Since we cannot gently ask the other animals to not eat our crops, to go to another place because we have to built houses, roads and dams and grow our crops, to not spread diseases and to not bite us, sometimes we have to “persuade” them in a not very nice fashion. There is a real conflict between those animals and us and someone may get hurt, displaced or killed in the process. As we usually are most powerful, the other animals suffer these negative consequences. But since we have moral agency, we are aware of the consequences of our actions towards other sentience beings (because since they are sentient they are right-bearers) and we have to do all that we can to minimize our impact (in the same way described in the second paragraph). In the case of conflict with other animals, we may treat them differently of humans because we cannot have a deal with them and because of practical matters like scale and number of individuals (we can expel a herd of elephants of our crops without seriously harming them but that’s not possible in the case of millions of grasshoppers).

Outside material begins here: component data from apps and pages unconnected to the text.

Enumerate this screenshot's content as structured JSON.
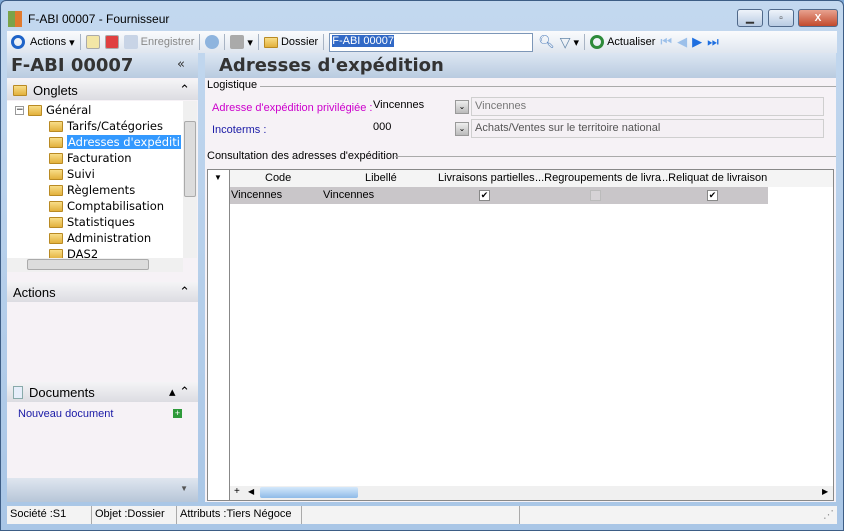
{
  "window": {
    "title": "F-ABI 00007 -  Fournisseur",
    "minimize": "▁",
    "maximize": "▫",
    "close": "X"
  },
  "toolbar": {
    "actions": "Actions",
    "save": "Enregistrer",
    "folder": "Dossier",
    "search_value": "F-ABI 00007",
    "refresh": "Actualiser"
  },
  "left": {
    "record": "F-ABI 00007",
    "collapse": "«",
    "tabs_title": "Onglets",
    "tree_root": "Général",
    "tree_items": [
      "Tarifs/Catégories",
      "Adresses d'expéditi",
      "Facturation",
      "Suivi",
      "Règlements",
      "Comptabilisation",
      "Statistiques",
      "Administration",
      "DAS2"
    ],
    "actions_title": "Actions",
    "documents_title": "Documents",
    "new_document": "Nouveau document"
  },
  "main": {
    "title": "Adresses d'expédition",
    "group1": "Logistique",
    "fields": [
      {
        "label": "Adresse d'expédition privilégiée :",
        "value": "Vincennes",
        "desc": "Vincennes",
        "color": "#cc00cc"
      },
      {
        "label": "Incoterms :",
        "value": "000",
        "desc": "Achats/Ventes sur le territoire national",
        "color": "#1a1aa6"
      }
    ],
    "group2": "Consultation des adresses d'expédition",
    "columns": [
      "Code",
      "Libellé",
      "Livraisons partielles",
      "...Regroupements de livra",
      "...Reliquat de livraison"
    ],
    "rows": [
      {
        "code": "Vincennes",
        "libelle": "Vincennes",
        "partielles": true,
        "regroupements": false,
        "reliquat": true
      }
    ]
  },
  "status": {
    "societe": "Société :S1",
    "objet": "Objet :Dossier",
    "attributs": "Attributs :Tiers Négoce"
  }
}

Finally, as you may know, the essence of animal rights is leaving them alone as far as it’s possible (and it’s not always possible as you could see above) and not using them as our resources. Sometimes we have to capture and study them as in the case of the animals who are poisonous, who can eat our crops or transmit diseases, but that’s preventive self-defense.

I hope I could clarified this subject and I’d like to sorry in advance for my English because I’m not a native speaker and I noticed you are very concerned about that (as you should!).

Attentively,

Cláudio